▶ **Input data**:
* * * * * * *

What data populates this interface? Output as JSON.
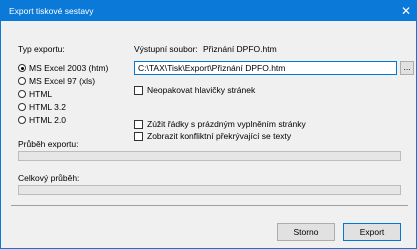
{
  "window": {
    "title": "Export tiskové sestavy",
    "close_glyph": "✕"
  },
  "export_type": {
    "label": "Typ exportu:",
    "options": [
      {
        "label": "MS Excel 2003 (htm)",
        "selected": true
      },
      {
        "label": "MS Excel  97 (xls)",
        "selected": false
      },
      {
        "label": "HTML",
        "selected": false
      },
      {
        "label": "HTML 3.2",
        "selected": false
      },
      {
        "label": "HTML 2.0",
        "selected": false
      }
    ]
  },
  "output_file": {
    "label": "Výstupní soubor:",
    "name": "Přiznání DPFO.htm",
    "path": "C:\\TAX\\Tisk\\Export\\Přiznání DPFO.htm",
    "browse_label": "..."
  },
  "options": {
    "no_repeat_headers": "Neopakovat hlavičky stránek",
    "shrink_rows": "Zúžit řádky s prázdným vyplněním stránky",
    "show_overlapping": "Zobrazit konfliktní překrývající se texty"
  },
  "progress": {
    "export_label": "Průběh exportu:",
    "export_value": 0,
    "total_label": "Celkový průběh:",
    "total_value": 0
  },
  "buttons": {
    "cancel": "Storno",
    "export": "Export"
  }
}
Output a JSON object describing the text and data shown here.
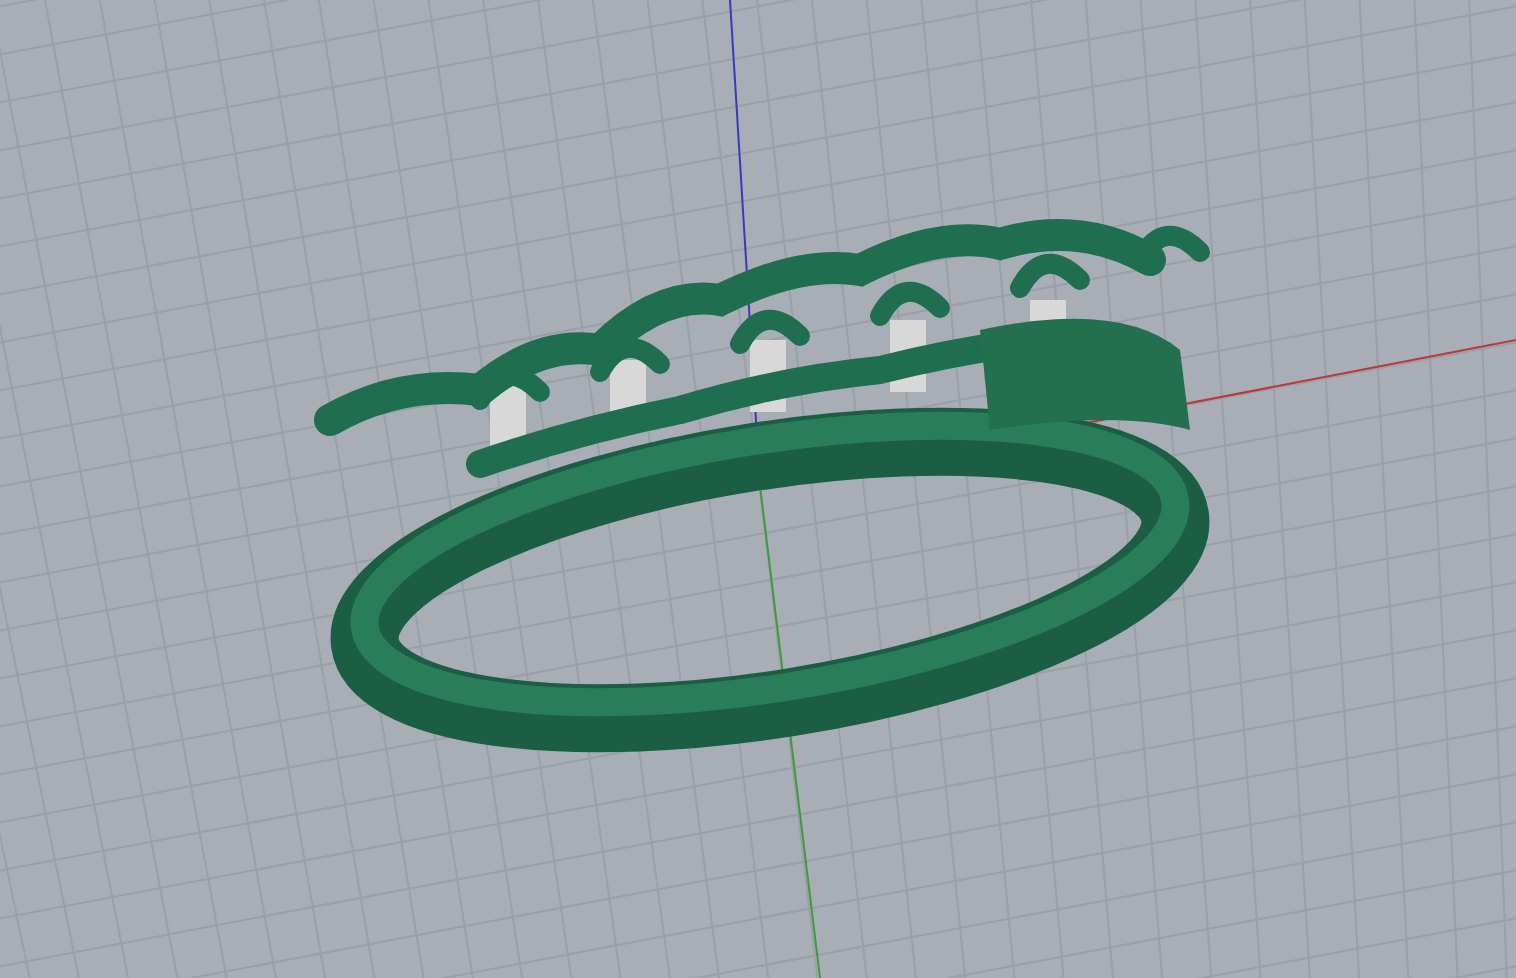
{
  "viewport": {
    "axes": [
      {
        "kind": "x",
        "color": "#b83a3a"
      },
      {
        "kind": "y",
        "color": "#3f9a3f"
      },
      {
        "kind": "z",
        "color": "#3a3ab8"
      }
    ]
  }
}
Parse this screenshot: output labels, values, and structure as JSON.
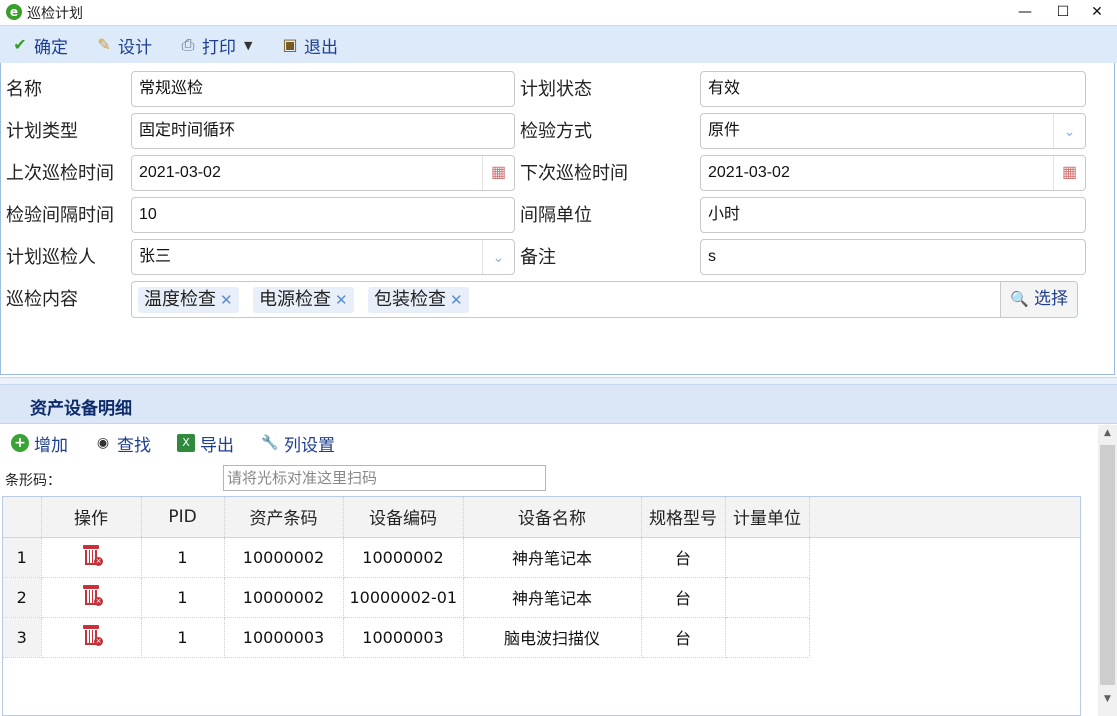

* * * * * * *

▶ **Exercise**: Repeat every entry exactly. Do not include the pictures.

▶ **Response below**:
What data populates this interface? Output as JSON.
{
  "window": {
    "title": "Export tiskové sestavy",
    "close_glyph": "✕"
  },
  "export_type": {
    "label": "Typ exportu:",
    "options": [
      {
        "label": "MS Excel 2003 (htm)",
        "selected": true
      },
      {
        "label": "MS Excel  97 (xls)",
        "selected": false
      },
      {
        "label": "HTML",
        "selected": false
      },
      {
        "label": "HTML 3.2",
        "selected": false
      },
      {
        "label": "HTML 2.0",
        "selected": false
      }
    ]
  },
  "output_file": {
    "label": "Výstupní soubor:",
    "name": "Přiznání DPFO.htm",
    "path": "C:\\TAX\\Tisk\\Export\\Přiznání DPFO.htm",
    "browse_label": "..."
  },
  "options": {
    "no_repeat_headers": "Neopakovat hlavičky stránek",
    "shrink_rows": "Zúžit řádky s prázdným vyplněním stránky",
    "show_overlapping": "Zobrazit konfliktní překrývající se texty"
  },
  "progress": {
    "export_label": "Průběh exportu:",
    "export_value": 0,
    "total_label": "Celkový průběh:",
    "total_value": 0
  },
  "buttons": {
    "cancel": "Storno",
    "export": "Export"
  }
}
Output a JSON object describing the text and data shown here.
{
  "viewport": {
    "axes": [
      {
        "kind": "x",
        "color": "#b83a3a"
      },
      {
        "kind": "y",
        "color": "#3f9a3f"
      },
      {
        "kind": "z",
        "color": "#3a3ab8"
      }
    ]
  }
}
Parse this screenshot: output labels, values, and structure as JSON.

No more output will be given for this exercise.